I had an experience with a nonprofit that works with indigenous people to defend their land and human rights. I worked with them as a lawyer. Their knowledge of sustainable livelihoods really opened my mind to long-term understanding of the environment.
Barchan: Are some people more prepared than others to be brave leaders?
Biderman: I think men are usually more prepared because they are still trained and valued more as leaders than women in organizations. But mostly, I think it’s about exposure to certain circumstances, like traveling and education that gives them chances to become excellent leaders. People that are put in the lucky position to travel the world have more opportunities for changing the world. They have seen so much. So some people are more prepared than others. And the mentors or coaches of these people are also crucial for investing in the right skills.
Barchan: Can you train people to become brave leaders?
Biderman: People can show you courage- and it is usually an inherent trait. But you can train people to find the leader within themselves. At the end of the day, a person has to believe in themselves and put the work in to become brave enough to act. In a sexist country like Brazil, making women aware of leadership opportunities is important for them to mature faster as leaders.
Barchan: Do you look for that “courage trait” in your employees?
Biderman: Yes, time is of the essence in our area of work. But we also need people to not just be brave leaders but honest and methodical organizers. You need both.
Barchan: What do you think of millennials and the “ social media” generation?
Biderman: My impression is that they are more horizontal in their decisions and don’t like hierarchies.
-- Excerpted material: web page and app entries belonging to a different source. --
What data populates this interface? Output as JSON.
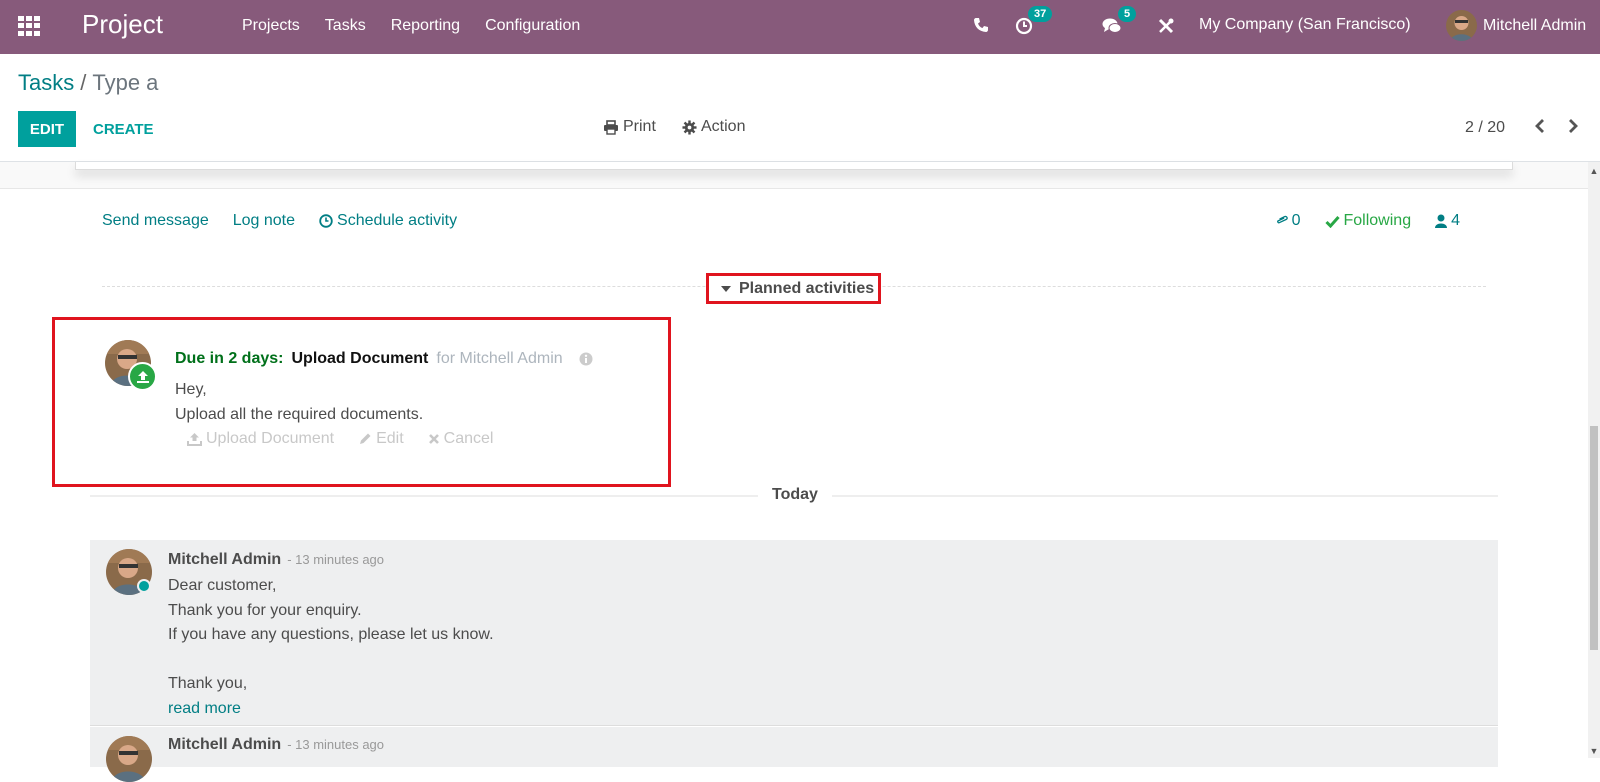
{
  "navbar": {
    "app_name": "Project",
    "menu": [
      "Projects",
      "Tasks",
      "Reporting",
      "Configuration"
    ],
    "activity_count": "37",
    "message_count": "5",
    "company": "My Company (San Francisco)",
    "user": "Mitchell Admin",
    "icons": [
      "apps-grid-icon",
      "phone-icon",
      "clock-icon",
      "comments-icon",
      "tools-icon"
    ],
    "color": "#875a7b"
  },
  "control_panel": {
    "breadcrumb": [
      "Tasks",
      "Type a"
    ],
    "edit_label": "EDIT",
    "create_label": "CREATE",
    "print_label": "Print",
    "action_label": "Action",
    "pager": "2 / 20"
  },
  "chatter": {
    "send_message": "Send message",
    "log_note": "Log note",
    "schedule_activity": "Schedule activity",
    "attachments_count": "0",
    "following": "Following",
    "followers_count": "4",
    "planned_activities_label": "Planned activities",
    "activity": {
      "due": "Due in 2 days:",
      "title": "Upload Document",
      "for": "for Mitchell Admin",
      "body": [
        "Hey,",
        "Upload all the required documents."
      ],
      "buttons": [
        "Upload Document",
        "Edit",
        "Cancel"
      ]
    },
    "date_separator": "Today",
    "messages": [
      {
        "author": "Mitchell Admin",
        "time": "- 13 minutes ago",
        "body": [
          "Dear customer,",
          "Thank you for your enquiry.",
          "If you have any questions, please let us know.",
          "",
          "Thank you,"
        ],
        "read_more": "read more"
      },
      {
        "author": "Mitchell Admin",
        "time": "- 13 minutes ago"
      }
    ]
  },
  "colors": {
    "accent": "#00a09d",
    "link": "#017e84",
    "success": "#28a745",
    "highlight_box": "#e0141e"
  }
}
They are also addicted to accessing information quickly but don’t always deep dive into understanding issues. Yet, they are problem-oriented and can synthesize complex situations quickly.
I keep telling my colleagues at different nonprofits and companies that we need to pass down the power and knowledge to the younger generations while speaking their technological languages. I think in the future, there will be fewer traditional NGOs and more self-led social movements and self-organized companies. In the current water crisis, seeing new leadership that is horizontal with collective decision-making power is encouraging. Social media here is key to this decentralized, democratic model.
Barchan: Where do you see Brazil be in 20 years?
Biderman: I am very optimistic. I think that Brazil will be more democratic. Media coverage will be more sophisticated and accurate to reflect a more decentralized power structure. We will transmit information and knowledge in a more innovative way. Twenty years from now, communication will be completely different.
However, it will be a bigger challenge for us to deal with the environment and the drought. We will have to stand together! We need people who are fast thinkers, solution-oriented, not bureaucratic, because we’ve run out of time to be inefficient. We have to assess the leaders that have guts to take difficult decisions.
We also have to think collectively in our leadership. Let go of our egos and be open to advice, and generous in how we manage and empower teams. There is no more time for egos, we have to trust each other to heal the planet.
Rachel has a PhD degree in Public Administration from Fundação Getulio Vargas, São Paulo, Brasil (2011), holds two masters degrees: Environmental Sciences (MSc), University of São Paulo (1999) and International Legal Studies, American University Washington College of Law, D.C. (1992). Rachel has a Law Degree from University of São Paulo (1990). She was fellow at the Science, Technology and Society Program at the Harvard JFK School of Government, Fall, 2009. She is the creator and coordinator of the course on "Low Carbon Management" at the Extension School of Fundação Getulio Vargas (as of 2010) and was a professor at FGV School of Business Administration on the Management of Sustainability (2006-2011).